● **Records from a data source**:
◇ ◇ ◇ ◇ ◇
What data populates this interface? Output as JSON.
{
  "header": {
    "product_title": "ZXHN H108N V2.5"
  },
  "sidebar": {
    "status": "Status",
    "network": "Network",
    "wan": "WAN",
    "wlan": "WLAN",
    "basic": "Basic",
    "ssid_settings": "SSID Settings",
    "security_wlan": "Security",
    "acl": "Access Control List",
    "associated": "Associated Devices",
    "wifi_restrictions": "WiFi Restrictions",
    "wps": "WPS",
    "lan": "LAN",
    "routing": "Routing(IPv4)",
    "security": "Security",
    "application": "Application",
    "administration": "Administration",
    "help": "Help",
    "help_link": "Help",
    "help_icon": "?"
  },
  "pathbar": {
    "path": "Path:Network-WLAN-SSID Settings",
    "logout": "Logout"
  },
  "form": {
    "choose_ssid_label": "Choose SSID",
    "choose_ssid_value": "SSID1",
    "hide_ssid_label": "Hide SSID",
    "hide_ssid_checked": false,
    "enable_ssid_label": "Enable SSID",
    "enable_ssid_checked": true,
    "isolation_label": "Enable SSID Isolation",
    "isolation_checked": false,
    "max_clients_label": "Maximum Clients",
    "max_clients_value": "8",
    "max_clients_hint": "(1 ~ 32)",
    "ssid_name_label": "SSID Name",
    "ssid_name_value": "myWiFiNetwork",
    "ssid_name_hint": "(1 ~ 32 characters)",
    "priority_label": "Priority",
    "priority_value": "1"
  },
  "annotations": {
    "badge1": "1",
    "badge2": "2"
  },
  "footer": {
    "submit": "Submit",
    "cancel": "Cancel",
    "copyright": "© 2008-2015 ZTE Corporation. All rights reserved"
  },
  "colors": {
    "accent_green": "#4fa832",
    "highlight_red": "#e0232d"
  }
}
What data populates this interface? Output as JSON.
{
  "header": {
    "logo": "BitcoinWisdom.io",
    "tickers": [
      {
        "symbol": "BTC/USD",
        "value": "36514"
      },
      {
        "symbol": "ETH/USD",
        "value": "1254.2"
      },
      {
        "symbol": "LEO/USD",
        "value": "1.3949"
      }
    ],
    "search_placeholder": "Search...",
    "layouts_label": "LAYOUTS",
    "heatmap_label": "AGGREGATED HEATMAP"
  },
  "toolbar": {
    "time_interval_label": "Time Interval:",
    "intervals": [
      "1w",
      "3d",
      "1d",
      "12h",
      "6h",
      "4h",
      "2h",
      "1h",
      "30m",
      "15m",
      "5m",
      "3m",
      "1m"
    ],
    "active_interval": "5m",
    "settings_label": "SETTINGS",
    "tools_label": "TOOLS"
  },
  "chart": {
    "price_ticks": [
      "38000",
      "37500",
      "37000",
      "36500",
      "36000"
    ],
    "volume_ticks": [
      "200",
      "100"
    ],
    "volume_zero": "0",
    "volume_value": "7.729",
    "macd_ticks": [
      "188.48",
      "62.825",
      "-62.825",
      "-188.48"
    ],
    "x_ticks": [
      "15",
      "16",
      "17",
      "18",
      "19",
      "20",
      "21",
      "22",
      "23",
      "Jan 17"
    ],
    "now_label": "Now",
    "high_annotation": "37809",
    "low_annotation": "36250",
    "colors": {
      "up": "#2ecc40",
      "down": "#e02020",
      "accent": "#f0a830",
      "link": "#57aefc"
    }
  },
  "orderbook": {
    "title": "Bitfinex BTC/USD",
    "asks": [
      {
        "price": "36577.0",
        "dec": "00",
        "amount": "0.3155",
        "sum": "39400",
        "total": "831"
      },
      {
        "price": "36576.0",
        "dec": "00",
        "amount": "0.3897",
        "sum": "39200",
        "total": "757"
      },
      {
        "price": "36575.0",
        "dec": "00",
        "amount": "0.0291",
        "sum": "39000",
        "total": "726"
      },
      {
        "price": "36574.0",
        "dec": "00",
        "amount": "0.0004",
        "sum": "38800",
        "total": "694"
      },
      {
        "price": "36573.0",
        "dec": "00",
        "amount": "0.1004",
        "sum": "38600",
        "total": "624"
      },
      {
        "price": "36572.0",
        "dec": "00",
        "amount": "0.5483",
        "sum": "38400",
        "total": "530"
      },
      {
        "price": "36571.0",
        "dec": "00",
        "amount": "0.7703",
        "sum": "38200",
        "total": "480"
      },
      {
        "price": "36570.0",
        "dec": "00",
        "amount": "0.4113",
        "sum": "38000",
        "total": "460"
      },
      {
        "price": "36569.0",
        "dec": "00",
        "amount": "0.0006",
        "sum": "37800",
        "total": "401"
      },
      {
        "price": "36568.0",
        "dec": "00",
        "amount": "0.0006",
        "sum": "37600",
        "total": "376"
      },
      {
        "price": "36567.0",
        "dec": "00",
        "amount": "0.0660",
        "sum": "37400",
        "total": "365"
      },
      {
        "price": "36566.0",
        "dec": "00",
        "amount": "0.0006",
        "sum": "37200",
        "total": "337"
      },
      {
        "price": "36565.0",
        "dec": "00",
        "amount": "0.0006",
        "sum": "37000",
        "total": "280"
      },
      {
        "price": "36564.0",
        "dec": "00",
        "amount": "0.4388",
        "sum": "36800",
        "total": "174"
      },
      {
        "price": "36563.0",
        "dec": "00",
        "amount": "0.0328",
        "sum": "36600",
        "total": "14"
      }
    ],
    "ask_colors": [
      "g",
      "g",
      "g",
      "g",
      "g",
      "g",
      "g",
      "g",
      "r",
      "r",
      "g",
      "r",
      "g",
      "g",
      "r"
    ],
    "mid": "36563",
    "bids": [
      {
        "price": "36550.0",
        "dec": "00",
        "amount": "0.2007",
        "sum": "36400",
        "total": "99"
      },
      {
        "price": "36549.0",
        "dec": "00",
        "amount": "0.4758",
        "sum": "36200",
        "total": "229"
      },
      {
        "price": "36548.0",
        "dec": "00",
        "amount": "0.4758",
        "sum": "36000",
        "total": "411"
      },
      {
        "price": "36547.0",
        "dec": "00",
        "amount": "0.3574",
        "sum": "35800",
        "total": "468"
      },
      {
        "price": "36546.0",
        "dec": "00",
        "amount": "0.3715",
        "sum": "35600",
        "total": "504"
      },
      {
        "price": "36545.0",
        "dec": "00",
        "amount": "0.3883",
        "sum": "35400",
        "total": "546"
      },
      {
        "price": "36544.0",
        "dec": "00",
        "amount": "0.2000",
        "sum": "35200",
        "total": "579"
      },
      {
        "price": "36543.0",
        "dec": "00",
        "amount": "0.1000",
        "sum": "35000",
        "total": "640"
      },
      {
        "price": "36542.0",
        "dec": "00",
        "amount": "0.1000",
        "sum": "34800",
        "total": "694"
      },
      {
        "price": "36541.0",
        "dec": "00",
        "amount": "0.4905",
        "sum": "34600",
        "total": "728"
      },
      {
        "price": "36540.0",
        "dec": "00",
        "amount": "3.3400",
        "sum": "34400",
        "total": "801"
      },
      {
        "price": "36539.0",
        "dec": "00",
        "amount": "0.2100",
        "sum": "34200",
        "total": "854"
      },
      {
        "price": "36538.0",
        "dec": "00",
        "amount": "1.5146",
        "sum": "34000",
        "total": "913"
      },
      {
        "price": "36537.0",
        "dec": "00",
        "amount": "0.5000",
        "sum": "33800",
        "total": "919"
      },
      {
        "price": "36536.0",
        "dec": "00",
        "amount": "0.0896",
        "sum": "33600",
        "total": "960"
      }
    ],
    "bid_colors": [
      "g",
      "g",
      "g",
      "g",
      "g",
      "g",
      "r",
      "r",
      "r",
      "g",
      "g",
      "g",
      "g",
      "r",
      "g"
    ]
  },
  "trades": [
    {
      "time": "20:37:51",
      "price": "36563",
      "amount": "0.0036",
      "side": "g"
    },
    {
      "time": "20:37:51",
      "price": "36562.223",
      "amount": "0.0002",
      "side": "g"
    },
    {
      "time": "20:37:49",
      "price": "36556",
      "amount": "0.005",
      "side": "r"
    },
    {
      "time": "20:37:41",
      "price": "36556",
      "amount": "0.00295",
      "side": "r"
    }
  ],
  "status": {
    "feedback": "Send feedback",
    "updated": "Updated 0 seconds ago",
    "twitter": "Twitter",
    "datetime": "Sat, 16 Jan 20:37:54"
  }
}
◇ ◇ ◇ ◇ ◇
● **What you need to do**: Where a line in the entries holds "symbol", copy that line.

● **Solution to the problem**:
        "symbol": "BTC/USD",
        "symbol": "ETH/USD",
        "symbol": "LEO/USD",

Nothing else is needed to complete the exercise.